built by King Tai Sa (Phumintharacha) in order to follow the renovation of Wat
Maheyong from close by.

The denomination of Wat Maheyong is a Siamese derivative of
Mahiyanga. [4]
Mahiyanga(naya) was an ancient site in present Uva Province of Sri Lanka, situated 42
Km east of Kandy on the banks of the Mahaweli Ganga river. It was in Mahiyanga that
the Buddha Siddhartha Gauthama hovered in the air on his first visit to Lanka in the ninth
month after his Enlightenment, in order to frighten the Yakshas. Maha Sumana built there
a shrine seven cubits in diameter, all of sapphire, and containing the hair given to him by
the Buddha. After the Buddha's death, Sarabhu, a disciple of Sariputta, brought there the
collar bone of the Buddha, which he deposited in the stupa, increasing the height of the
stupa to twelve cubits. The stupa, following the legend the first stupa of lanka, was raised
many times thereafter. The stupa is still in existence. [5]

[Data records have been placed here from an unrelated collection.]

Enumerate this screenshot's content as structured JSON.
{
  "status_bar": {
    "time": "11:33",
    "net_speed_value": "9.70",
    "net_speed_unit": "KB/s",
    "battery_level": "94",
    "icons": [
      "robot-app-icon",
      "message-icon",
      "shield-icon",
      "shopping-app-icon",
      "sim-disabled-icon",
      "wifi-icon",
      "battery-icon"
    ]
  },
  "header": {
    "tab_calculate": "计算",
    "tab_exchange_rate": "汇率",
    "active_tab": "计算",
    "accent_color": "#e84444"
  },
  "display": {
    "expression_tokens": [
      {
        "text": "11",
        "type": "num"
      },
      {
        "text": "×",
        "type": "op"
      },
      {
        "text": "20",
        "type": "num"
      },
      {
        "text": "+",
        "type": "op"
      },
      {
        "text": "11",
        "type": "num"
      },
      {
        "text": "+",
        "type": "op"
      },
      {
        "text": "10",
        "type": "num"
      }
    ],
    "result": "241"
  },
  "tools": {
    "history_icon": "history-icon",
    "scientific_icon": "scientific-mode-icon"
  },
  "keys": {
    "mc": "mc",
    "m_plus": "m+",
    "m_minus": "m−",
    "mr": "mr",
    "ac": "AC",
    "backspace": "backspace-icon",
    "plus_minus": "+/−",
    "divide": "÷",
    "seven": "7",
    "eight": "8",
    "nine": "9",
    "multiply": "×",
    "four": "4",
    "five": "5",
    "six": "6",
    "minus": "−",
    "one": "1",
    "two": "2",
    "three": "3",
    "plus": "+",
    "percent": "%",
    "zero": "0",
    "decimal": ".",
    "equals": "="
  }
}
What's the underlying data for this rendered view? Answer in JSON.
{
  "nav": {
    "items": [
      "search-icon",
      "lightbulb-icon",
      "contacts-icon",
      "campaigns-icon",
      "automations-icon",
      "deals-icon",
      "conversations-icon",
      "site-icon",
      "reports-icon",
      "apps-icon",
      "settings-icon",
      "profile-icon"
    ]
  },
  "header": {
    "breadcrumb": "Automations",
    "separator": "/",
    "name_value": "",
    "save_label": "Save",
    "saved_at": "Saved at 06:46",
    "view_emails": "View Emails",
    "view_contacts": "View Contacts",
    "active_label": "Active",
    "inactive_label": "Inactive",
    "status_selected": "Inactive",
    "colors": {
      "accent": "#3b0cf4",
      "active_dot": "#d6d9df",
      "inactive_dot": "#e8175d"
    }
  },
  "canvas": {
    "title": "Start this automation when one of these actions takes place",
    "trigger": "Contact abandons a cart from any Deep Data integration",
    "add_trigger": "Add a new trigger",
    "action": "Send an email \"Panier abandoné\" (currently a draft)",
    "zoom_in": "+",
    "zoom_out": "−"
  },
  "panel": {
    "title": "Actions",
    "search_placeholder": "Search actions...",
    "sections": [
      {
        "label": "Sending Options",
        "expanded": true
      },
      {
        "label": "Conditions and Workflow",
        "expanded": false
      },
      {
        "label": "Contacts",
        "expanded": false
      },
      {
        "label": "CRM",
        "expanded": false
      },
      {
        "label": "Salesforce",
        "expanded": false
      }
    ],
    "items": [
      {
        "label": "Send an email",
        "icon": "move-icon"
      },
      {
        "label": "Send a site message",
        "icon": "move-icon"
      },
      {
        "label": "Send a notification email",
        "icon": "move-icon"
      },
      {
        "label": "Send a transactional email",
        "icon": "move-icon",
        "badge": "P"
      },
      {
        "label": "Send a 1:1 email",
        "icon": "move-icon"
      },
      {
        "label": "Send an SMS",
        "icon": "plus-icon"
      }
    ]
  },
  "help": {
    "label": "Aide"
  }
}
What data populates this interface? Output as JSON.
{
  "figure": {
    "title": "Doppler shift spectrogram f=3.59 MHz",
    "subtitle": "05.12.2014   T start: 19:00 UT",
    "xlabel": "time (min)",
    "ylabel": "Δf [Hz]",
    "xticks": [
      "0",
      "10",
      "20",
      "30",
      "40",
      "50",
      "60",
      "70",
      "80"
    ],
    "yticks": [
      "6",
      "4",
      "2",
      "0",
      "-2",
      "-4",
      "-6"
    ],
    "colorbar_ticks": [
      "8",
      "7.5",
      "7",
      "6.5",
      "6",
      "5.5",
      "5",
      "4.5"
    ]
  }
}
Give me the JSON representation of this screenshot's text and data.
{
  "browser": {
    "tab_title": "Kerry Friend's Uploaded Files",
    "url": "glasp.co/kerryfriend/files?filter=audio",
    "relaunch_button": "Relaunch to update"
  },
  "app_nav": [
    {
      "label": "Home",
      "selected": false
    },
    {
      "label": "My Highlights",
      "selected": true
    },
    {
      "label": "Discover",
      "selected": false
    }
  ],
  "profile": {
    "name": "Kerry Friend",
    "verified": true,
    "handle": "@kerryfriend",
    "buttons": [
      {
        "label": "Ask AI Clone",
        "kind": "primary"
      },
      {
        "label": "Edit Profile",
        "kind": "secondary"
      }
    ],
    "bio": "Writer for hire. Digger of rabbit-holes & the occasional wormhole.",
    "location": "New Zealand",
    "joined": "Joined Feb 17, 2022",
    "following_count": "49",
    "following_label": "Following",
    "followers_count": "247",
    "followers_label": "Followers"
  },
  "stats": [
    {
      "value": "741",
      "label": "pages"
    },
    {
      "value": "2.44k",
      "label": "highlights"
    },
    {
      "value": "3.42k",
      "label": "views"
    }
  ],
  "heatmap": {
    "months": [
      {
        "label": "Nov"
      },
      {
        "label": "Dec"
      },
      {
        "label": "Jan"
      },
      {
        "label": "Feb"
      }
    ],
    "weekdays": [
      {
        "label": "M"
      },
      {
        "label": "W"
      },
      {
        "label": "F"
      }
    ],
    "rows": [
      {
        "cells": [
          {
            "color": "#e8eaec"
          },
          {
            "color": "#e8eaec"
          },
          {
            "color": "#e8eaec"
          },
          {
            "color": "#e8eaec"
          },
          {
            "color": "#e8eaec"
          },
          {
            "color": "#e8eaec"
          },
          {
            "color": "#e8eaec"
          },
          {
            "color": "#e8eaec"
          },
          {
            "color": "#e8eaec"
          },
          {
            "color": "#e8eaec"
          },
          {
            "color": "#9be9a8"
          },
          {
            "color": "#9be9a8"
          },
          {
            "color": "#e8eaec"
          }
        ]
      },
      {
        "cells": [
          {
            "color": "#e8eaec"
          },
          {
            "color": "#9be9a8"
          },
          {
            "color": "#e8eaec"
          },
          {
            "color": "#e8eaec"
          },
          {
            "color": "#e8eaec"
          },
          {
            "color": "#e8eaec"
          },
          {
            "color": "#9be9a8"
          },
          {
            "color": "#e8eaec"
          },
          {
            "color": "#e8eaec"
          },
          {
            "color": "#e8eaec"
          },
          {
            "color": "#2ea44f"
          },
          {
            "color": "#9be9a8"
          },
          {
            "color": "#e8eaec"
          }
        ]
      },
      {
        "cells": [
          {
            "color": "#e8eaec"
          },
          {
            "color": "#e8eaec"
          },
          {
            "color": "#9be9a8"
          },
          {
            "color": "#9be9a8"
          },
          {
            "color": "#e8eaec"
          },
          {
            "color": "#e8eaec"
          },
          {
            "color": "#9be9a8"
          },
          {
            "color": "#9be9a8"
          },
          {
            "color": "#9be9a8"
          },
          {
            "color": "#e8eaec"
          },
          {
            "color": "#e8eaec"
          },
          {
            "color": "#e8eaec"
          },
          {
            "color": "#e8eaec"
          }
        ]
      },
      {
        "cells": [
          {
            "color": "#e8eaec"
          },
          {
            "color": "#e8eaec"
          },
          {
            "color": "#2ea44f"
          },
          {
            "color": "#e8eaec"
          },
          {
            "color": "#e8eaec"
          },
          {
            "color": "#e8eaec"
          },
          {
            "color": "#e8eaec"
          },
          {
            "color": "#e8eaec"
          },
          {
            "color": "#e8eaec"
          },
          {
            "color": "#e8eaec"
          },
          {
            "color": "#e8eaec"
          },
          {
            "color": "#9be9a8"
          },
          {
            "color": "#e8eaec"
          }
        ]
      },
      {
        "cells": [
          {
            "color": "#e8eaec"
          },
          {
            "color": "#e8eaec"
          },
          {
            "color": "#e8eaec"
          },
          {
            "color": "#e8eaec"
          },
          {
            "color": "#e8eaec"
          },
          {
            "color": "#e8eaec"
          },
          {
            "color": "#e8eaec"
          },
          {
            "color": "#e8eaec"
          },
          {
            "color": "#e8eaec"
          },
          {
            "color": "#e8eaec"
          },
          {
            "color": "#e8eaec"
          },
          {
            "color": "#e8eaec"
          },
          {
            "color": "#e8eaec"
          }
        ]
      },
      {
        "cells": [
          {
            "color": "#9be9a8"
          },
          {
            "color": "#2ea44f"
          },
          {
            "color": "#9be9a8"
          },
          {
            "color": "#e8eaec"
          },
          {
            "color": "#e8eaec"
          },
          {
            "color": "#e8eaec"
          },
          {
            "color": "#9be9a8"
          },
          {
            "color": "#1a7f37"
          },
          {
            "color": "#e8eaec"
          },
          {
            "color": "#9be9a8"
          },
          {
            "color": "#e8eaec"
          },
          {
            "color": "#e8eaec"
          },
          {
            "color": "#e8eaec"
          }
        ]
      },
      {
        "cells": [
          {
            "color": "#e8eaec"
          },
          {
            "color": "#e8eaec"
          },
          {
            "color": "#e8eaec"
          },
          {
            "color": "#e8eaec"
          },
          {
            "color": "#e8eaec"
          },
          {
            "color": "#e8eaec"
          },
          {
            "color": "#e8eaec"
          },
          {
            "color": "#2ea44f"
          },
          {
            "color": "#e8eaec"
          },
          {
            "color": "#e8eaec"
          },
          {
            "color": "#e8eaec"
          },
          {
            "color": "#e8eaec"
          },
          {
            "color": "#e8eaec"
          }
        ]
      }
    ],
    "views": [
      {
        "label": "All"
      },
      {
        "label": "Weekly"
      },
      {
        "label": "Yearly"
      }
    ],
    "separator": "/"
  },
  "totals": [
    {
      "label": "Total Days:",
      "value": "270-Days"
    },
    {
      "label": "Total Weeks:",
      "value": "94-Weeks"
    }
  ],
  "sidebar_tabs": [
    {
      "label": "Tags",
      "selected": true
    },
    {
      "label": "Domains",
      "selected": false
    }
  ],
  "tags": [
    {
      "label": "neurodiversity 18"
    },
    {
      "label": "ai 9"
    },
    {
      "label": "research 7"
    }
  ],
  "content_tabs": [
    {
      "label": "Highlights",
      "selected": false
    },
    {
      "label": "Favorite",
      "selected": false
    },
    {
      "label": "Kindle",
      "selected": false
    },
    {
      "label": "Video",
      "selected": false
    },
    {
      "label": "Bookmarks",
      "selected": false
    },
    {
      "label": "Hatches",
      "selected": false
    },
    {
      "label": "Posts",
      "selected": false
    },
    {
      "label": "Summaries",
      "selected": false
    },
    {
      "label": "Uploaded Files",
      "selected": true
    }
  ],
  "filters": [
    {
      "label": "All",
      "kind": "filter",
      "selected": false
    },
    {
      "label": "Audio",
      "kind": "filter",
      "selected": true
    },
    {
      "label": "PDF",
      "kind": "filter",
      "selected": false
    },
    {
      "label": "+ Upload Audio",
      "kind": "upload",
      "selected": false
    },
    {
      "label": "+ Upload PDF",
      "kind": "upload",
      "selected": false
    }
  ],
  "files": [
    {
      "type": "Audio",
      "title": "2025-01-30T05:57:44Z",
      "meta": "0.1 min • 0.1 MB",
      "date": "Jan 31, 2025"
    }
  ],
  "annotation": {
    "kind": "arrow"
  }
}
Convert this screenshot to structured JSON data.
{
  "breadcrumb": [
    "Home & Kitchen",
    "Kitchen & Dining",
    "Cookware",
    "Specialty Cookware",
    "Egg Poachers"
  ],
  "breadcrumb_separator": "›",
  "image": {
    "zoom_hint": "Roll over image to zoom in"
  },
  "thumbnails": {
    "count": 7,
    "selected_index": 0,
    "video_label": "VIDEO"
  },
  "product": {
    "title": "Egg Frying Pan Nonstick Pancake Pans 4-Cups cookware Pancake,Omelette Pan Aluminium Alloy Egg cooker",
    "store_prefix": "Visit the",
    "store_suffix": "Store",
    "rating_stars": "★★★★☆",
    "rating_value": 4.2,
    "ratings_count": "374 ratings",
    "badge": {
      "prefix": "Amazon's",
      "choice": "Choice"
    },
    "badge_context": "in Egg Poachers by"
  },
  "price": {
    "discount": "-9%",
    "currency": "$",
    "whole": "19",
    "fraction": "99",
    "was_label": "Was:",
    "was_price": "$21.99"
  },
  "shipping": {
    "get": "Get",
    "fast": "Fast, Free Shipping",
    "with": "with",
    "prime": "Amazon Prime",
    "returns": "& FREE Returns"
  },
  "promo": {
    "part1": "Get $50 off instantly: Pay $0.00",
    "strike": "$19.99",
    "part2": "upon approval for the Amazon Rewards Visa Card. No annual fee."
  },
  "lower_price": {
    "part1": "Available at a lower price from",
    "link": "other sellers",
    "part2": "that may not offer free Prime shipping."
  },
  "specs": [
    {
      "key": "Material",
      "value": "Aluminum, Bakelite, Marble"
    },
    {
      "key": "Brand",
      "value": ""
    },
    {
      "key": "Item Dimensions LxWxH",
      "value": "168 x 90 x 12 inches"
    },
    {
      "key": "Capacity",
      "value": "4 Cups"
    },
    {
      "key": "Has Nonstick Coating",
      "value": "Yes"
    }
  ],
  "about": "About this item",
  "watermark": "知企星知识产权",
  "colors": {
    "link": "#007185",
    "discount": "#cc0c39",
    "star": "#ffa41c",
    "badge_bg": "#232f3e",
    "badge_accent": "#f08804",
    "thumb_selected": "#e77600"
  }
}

The restored ruin of Wat Maheyong is located in Geo Coord: 14° 21' 49.44" N, 100°
35' 41.99" E.


[1] The Royal Chronicles of Ayutthaya - Richard D. Cushman (2006) - page 36 /
Source: Phan Canthanumat, British Museum, Reverend Phonnarat, Phra
Cakkraphatdiphong & Royal Autograph - Prince Maha Thammaracha of Phitsanulok.
[2] Ibid - page 61.
[3] Ibid - page 73-4.
[4] The Kingdom of Siam - A. Cecil Carter (1904) - Page 219.
[5] http://www.vipassana.info/ma/mahiyangana.htm - data retrieved 14 February 2012.

Consulted works

1. Discovering Ayutthaya - Charnvit Kasetsiri & Michael Wright (2007) - pages 104,
2. Ayutthaya, a world heritage (2000) - pages 108, 109.
3. http://www.art-and-archaeology.com/seasia/ayutthaya
"In 800 [Chulasakarat], a year of the horse, when King Boromracha II had built
the Maheyong Monastery he ascended the royal throne."
Eastern walkway towards the monastery
Ordination hall viewed from the west
Ordination hall - view from the inside
Principal Chedi
Elephant statues surrounding the chedi
Satellite vihara in situ
Access portal to the monastery
Text & photographs by Tricky Vandenberg - February 2009
Updated February 2012, January 2015
(Eastern walkway towards the monastery)
(Ordination hall viewed from the west)
(Ordination hall - view from the inside)
(Principal Chedi)
(Satellite vihara in situ)
(Access portal to the monastery)
Detail of a 2007 Fine Arts Department GIS map
(Detail of a 2007 Fine Arts Department GIS map -
Courtesy of the Fine Arts Department - 3th Region)
(Elephant statues surrounding the chedi)